Task → Copy out the full data exactly as given; pictures should not be included.

::::::::

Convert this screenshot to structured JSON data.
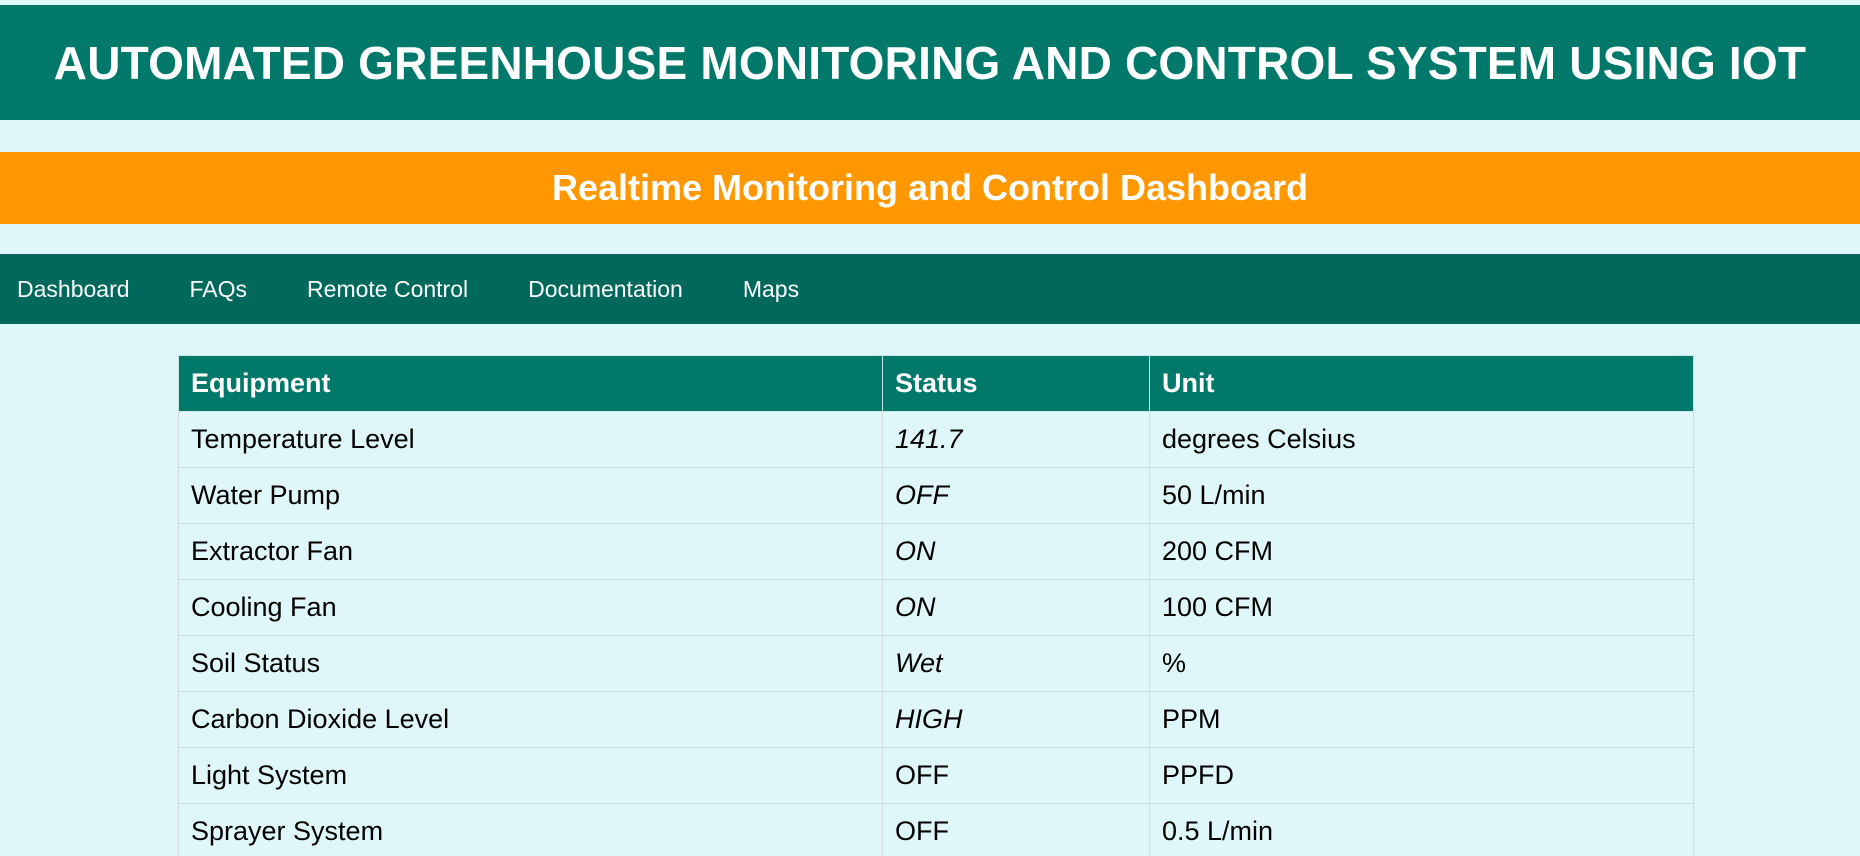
{
  "header": {
    "title": "AUTOMATED GREENHOUSE MONITORING AND CONTROL SYSTEM USING IOT",
    "subtitle": "Realtime Monitoring and Control Dashboard",
    "colors": {
      "primary": "#00796b",
      "nav": "#00695c",
      "accent": "#ff9800",
      "background": "#e0f7fa"
    }
  },
  "nav": {
    "items": [
      {
        "label": "Dashboard"
      },
      {
        "label": "FAQs"
      },
      {
        "label": "Remote Control"
      },
      {
        "label": "Documentation"
      },
      {
        "label": "Maps"
      }
    ]
  },
  "table": {
    "columns": [
      "Equipment",
      "Status",
      "Unit"
    ],
    "rows": [
      {
        "equipment": "Temperature Level",
        "status": "141.7",
        "unit": "degrees Celsius",
        "italic": true
      },
      {
        "equipment": "Water Pump",
        "status": "OFF",
        "unit": "50 L/min",
        "italic": true
      },
      {
        "equipment": "Extractor Fan",
        "status": "ON",
        "unit": "200 CFM",
        "italic": true
      },
      {
        "equipment": "Cooling Fan",
        "status": "ON",
        "unit": "100 CFM",
        "italic": true
      },
      {
        "equipment": "Soil Status",
        "status": "Wet",
        "unit": "%",
        "italic": true
      },
      {
        "equipment": "Carbon Dioxide Level",
        "status": "HIGH",
        "unit": "PPM",
        "italic": true
      },
      {
        "equipment": "Light System",
        "status": "OFF",
        "unit": "PPFD",
        "italic": false
      },
      {
        "equipment": "Sprayer System",
        "status": "OFF",
        "unit": "0.5 L/min",
        "italic": false
      }
    ]
  }
}
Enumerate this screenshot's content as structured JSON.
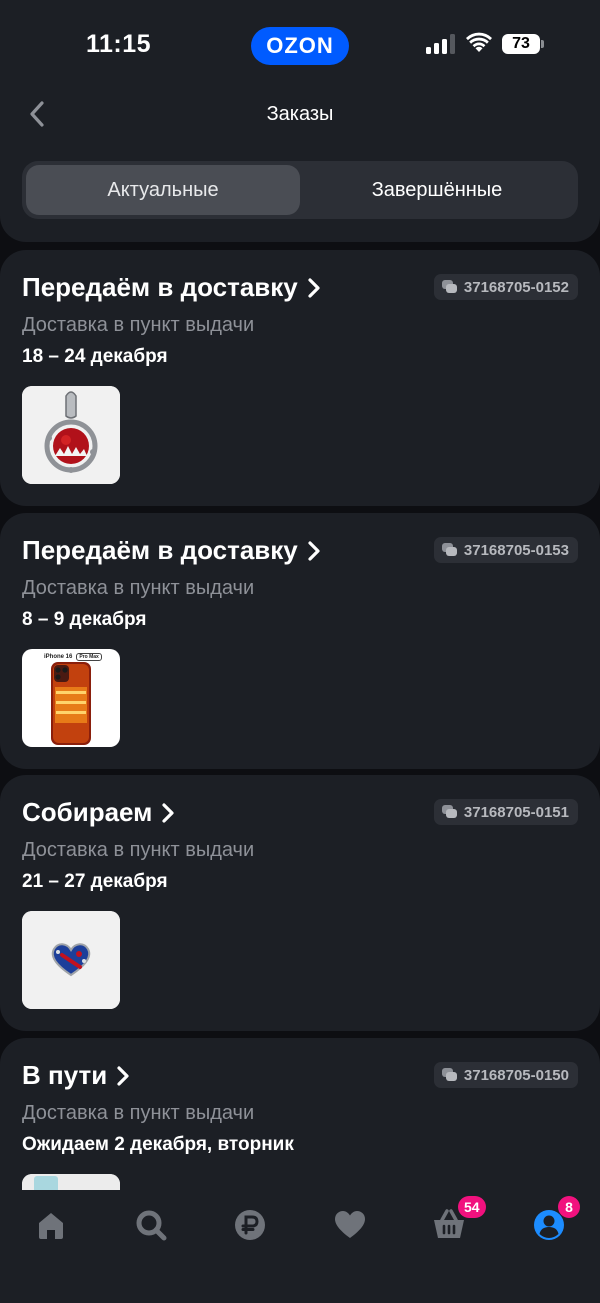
{
  "status_bar": {
    "time": "11:15",
    "brand": "OZON",
    "battery": "73"
  },
  "header": {
    "title": "Заказы",
    "tabs": [
      {
        "label": "Актуальные",
        "active": true
      },
      {
        "label": "Завершённые",
        "active": false
      }
    ]
  },
  "orders": [
    {
      "status": "Передаём в доставку",
      "order_number": "37168705-0152",
      "delivery_type": "Доставка в пункт выдачи",
      "delivery_date": "18 – 24 декабря",
      "thumb": "pendant-charm"
    },
    {
      "status": "Передаём в доставку",
      "order_number": "37168705-0153",
      "delivery_type": "Доставка в пункт выдачи",
      "delivery_date": "8 – 9 декабря",
      "thumb": "iphone-case",
      "thumb_label": "iPhone 16",
      "thumb_tag": "Pro Max"
    },
    {
      "status": "Собираем",
      "order_number": "37168705-0151",
      "delivery_type": "Доставка в пункт выдачи",
      "delivery_date": "21 – 27 декабря",
      "thumb": "heart-charm"
    },
    {
      "status": "В пути",
      "order_number": "37168705-0150",
      "delivery_type": "Доставка в пункт выдачи",
      "delivery_date": "Ожидаем 2 декабря, вторник",
      "thumb": "partial-item"
    }
  ],
  "bottom_nav": {
    "items": [
      {
        "icon": "home-icon",
        "active": false
      },
      {
        "icon": "search-icon",
        "active": false
      },
      {
        "icon": "ruble-icon",
        "active": false
      },
      {
        "icon": "heart-icon",
        "active": false
      },
      {
        "icon": "cart-icon",
        "active": false,
        "badge": "54"
      },
      {
        "icon": "profile-icon",
        "active": true,
        "badge": "8"
      }
    ]
  },
  "colors": {
    "background": "#0d0e12",
    "surface": "#1c1f25",
    "brand": "#005bff",
    "badge": "#f1117e",
    "muted_text": "#8e9198"
  }
}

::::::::

Your solution →
Convert this screenshot to structured JSON data.
{
  "header": {
    "title": "AUTOMATED GREENHOUSE MONITORING AND CONTROL SYSTEM USING IOT",
    "subtitle": "Realtime Monitoring and Control Dashboard",
    "colors": {
      "primary": "#00796b",
      "nav": "#00695c",
      "accent": "#ff9800",
      "background": "#e0f7fa"
    }
  },
  "nav": {
    "items": [
      {
        "label": "Dashboard"
      },
      {
        "label": "FAQs"
      },
      {
        "label": "Remote Control"
      },
      {
        "label": "Documentation"
      },
      {
        "label": "Maps"
      }
    ]
  },
  "table": {
    "columns": [
      "Equipment",
      "Status",
      "Unit"
    ],
    "rows": [
      {
        "equipment": "Temperature Level",
        "status": "141.7",
        "unit": "degrees Celsius",
        "italic": true
      },
      {
        "equipment": "Water Pump",
        "status": "OFF",
        "unit": "50 L/min",
        "italic": true
      },
      {
        "equipment": "Extractor Fan",
        "status": "ON",
        "unit": "200 CFM",
        "italic": true
      },
      {
        "equipment": "Cooling Fan",
        "status": "ON",
        "unit": "100 CFM",
        "italic": true
      },
      {
        "equipment": "Soil Status",
        "status": "Wet",
        "unit": "%",
        "italic": true
      },
      {
        "equipment": "Carbon Dioxide Level",
        "status": "HIGH",
        "unit": "PPM",
        "italic": true
      },
      {
        "equipment": "Light System",
        "status": "OFF",
        "unit": "PPFD",
        "italic": false
      },
      {
        "equipment": "Sprayer System",
        "status": "OFF",
        "unit": "0.5 L/min",
        "italic": false
      }
    ]
  }
}
Enumerate this screenshot's content as structured JSON.
{
  "status_bar": {
    "time": "11:15",
    "brand": "OZON",
    "battery": "73"
  },
  "header": {
    "title": "Заказы",
    "tabs": [
      {
        "label": "Актуальные",
        "active": true
      },
      {
        "label": "Завершённые",
        "active": false
      }
    ]
  },
  "orders": [
    {
      "status": "Передаём в доставку",
      "order_number": "37168705-0152",
      "delivery_type": "Доставка в пункт выдачи",
      "delivery_date": "18 – 24 декабря",
      "thumb": "pendant-charm"
    },
    {
      "status": "Передаём в доставку",
      "order_number": "37168705-0153",
      "delivery_type": "Доставка в пункт выдачи",
      "delivery_date": "8 – 9 декабря",
      "thumb": "iphone-case",
      "thumb_label": "iPhone 16",
      "thumb_tag": "Pro Max"
    },
    {
      "status": "Собираем",
      "order_number": "37168705-0151",
      "delivery_type": "Доставка в пункт выдачи",
      "delivery_date": "21 – 27 декабря",
      "thumb": "heart-charm"
    },
    {
      "status": "В пути",
      "order_number": "37168705-0150",
      "delivery_type": "Доставка в пункт выдачи",
      "delivery_date": "Ожидаем 2 декабря, вторник",
      "thumb": "partial-item"
    }
  ],
  "bottom_nav": {
    "items": [
      {
        "icon": "home-icon",
        "active": false
      },
      {
        "icon": "search-icon",
        "active": false
      },
      {
        "icon": "ruble-icon",
        "active": false
      },
      {
        "icon": "heart-icon",
        "active": false
      },
      {
        "icon": "cart-icon",
        "active": false,
        "badge": "54"
      },
      {
        "icon": "profile-icon",
        "active": true,
        "badge": "8"
      }
    ]
  },
  "colors": {
    "background": "#0d0e12",
    "surface": "#1c1f25",
    "brand": "#005bff",
    "badge": "#f1117e",
    "muted_text": "#8e9198"
  }
}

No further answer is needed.